“Employee Background Checks: The New Compliance Arena” (NYLJ, March 16) focused on criminal background checks while discussing employer obligations under the federal Fair Credit Reporting Act and the 2015 New York City statute, the Fair Chance Act. It is worth noting that employers in the five boroughs also have important obligations under another city law that was enacted around the same time as the Fair Chance Act, the Stop Credit Discrimination in Employment Act (SCDEA).
The SCDEA prohibits employers, with certain exceptions, from using credit reports and credit scores in making employment decisions. Like the Fair Chance Act, its passage was the result of hard work by enlightened City Council sponsors and a broad coalition of community, faith-based, labor, legal services and other organizations.
Under the SCDEA, employers may utilize credit reports where state or federal law independently requires such use, and for certain jobs that include, among others, executive level positions with responsibility for funds over $10,000, positions requiring bonding or security clearance under law, police officers, and high-level municipal positions. Despite these exceptions, the SCDEA is recognized as the best law of its type among the states and cities that have such laws.
As with other categories of employment practices that are proscribed under the city Human Rights Law, the Human Rights Commission has investigatory and prosecutorial authority. Violators are subject to penalties under the city statute.

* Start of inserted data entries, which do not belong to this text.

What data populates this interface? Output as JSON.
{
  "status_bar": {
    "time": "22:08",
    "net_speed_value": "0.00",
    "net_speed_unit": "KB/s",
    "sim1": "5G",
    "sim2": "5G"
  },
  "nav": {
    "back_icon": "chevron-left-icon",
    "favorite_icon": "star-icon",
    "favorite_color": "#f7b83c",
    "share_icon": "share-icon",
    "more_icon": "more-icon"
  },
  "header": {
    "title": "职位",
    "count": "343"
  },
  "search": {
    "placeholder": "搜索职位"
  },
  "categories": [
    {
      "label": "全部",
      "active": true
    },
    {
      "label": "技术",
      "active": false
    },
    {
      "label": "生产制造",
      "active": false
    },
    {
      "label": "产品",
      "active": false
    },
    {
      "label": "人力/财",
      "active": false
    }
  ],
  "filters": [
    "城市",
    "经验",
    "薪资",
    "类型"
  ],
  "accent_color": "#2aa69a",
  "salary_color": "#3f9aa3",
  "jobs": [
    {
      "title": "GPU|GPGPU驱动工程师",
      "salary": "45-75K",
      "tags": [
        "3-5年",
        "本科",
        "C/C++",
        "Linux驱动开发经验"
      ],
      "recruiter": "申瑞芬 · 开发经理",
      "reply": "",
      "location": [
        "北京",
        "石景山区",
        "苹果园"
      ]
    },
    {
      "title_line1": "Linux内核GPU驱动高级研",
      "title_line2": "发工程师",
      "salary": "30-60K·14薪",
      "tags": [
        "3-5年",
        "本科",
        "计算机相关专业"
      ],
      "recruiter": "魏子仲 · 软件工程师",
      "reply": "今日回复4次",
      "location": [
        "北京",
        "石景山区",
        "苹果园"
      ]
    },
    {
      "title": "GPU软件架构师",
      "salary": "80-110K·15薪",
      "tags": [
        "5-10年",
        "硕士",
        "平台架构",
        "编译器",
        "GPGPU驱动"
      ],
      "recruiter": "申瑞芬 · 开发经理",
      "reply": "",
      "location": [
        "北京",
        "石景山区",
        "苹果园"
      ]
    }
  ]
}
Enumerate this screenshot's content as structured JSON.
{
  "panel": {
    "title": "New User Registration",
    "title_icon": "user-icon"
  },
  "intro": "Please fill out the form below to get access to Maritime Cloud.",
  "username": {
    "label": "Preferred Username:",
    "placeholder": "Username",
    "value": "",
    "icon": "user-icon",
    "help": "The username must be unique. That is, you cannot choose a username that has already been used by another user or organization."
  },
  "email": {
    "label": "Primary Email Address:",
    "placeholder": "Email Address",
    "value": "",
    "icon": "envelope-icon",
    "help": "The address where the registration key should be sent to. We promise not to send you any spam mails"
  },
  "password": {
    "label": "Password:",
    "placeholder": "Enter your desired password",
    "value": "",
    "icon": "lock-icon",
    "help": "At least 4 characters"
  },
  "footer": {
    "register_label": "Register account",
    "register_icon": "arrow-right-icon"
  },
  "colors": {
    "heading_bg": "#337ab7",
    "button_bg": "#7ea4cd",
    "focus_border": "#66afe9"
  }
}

Robert A. Martin
The writer is associate director of District
Council 37 Municipal Employees Legal Services